++++ Input material

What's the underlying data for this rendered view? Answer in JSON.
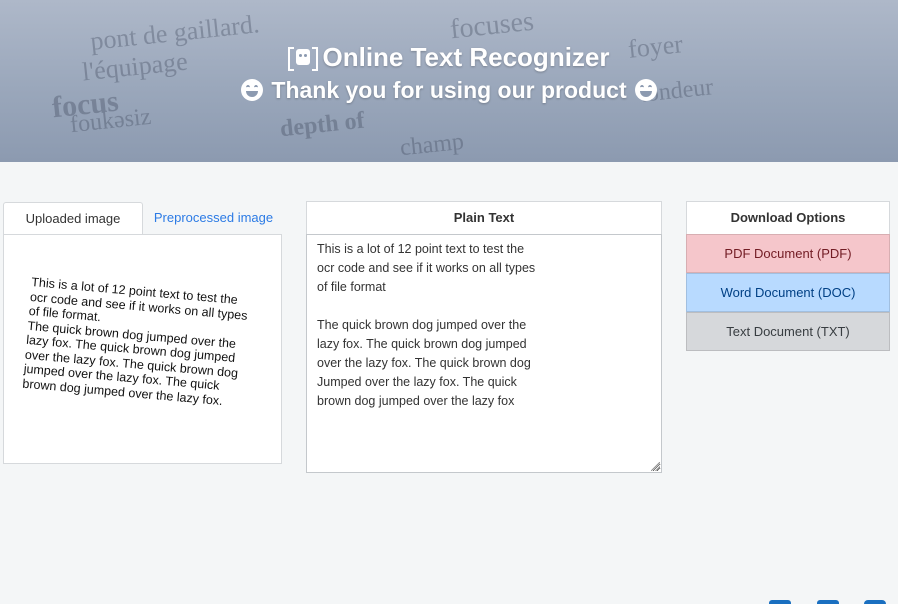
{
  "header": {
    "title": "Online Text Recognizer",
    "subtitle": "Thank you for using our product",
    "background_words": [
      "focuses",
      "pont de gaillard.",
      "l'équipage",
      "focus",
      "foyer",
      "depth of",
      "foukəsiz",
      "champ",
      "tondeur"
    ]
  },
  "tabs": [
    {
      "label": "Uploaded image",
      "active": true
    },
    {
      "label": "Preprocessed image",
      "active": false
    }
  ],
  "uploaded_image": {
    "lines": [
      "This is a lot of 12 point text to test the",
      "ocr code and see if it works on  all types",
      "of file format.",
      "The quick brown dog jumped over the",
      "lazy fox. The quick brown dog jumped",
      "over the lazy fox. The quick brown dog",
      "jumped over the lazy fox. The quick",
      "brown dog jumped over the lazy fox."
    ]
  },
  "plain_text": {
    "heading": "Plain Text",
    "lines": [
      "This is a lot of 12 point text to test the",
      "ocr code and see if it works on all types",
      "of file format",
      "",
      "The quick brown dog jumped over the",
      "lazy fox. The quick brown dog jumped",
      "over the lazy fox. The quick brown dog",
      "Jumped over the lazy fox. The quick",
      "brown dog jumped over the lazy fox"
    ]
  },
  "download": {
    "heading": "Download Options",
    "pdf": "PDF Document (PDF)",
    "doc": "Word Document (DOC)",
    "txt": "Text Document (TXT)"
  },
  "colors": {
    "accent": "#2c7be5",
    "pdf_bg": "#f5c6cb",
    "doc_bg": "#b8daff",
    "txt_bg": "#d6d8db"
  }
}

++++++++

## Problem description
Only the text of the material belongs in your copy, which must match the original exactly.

## Result below
What's the underlying data for this rendered view? Answer in JSON.
{
  "header": {
    "title": "Online Text Recognizer",
    "subtitle": "Thank you for using our product",
    "background_words": [
      "focuses",
      "pont de gaillard.",
      "l'équipage",
      "focus",
      "foyer",
      "depth of",
      "foukəsiz",
      "champ",
      "tondeur"
    ]
  },
  "tabs": [
    {
      "label": "Uploaded image",
      "active": true
    },
    {
      "label": "Preprocessed image",
      "active": false
    }
  ],
  "uploaded_image": {
    "lines": [
      "This is a lot of 12 point text to test the",
      "ocr code and see if it works on  all types",
      "of file format.",
      "The quick brown dog jumped over the",
      "lazy fox. The quick brown dog jumped",
      "over the lazy fox. The quick brown dog",
      "jumped over the lazy fox. The quick",
      "brown dog jumped over the lazy fox."
    ]
  },
  "plain_text": {
    "heading": "Plain Text",
    "lines": [
      "This is a lot of 12 point text to test the",
      "ocr code and see if it works on all types",
      "of file format",
      "",
      "The quick brown dog jumped over the",
      "lazy fox. The quick brown dog jumped",
      "over the lazy fox. The quick brown dog",
      "Jumped over the lazy fox. The quick",
      "brown dog jumped over the lazy fox"
    ]
  },
  "download": {
    "heading": "Download Options",
    "pdf": "PDF Document (PDF)",
    "doc": "Word Document (DOC)",
    "txt": "Text Document (TXT)"
  },
  "colors": {
    "accent": "#2c7be5",
    "pdf_bg": "#f5c6cb",
    "doc_bg": "#b8daff",
    "txt_bg": "#d6d8db"
  }
}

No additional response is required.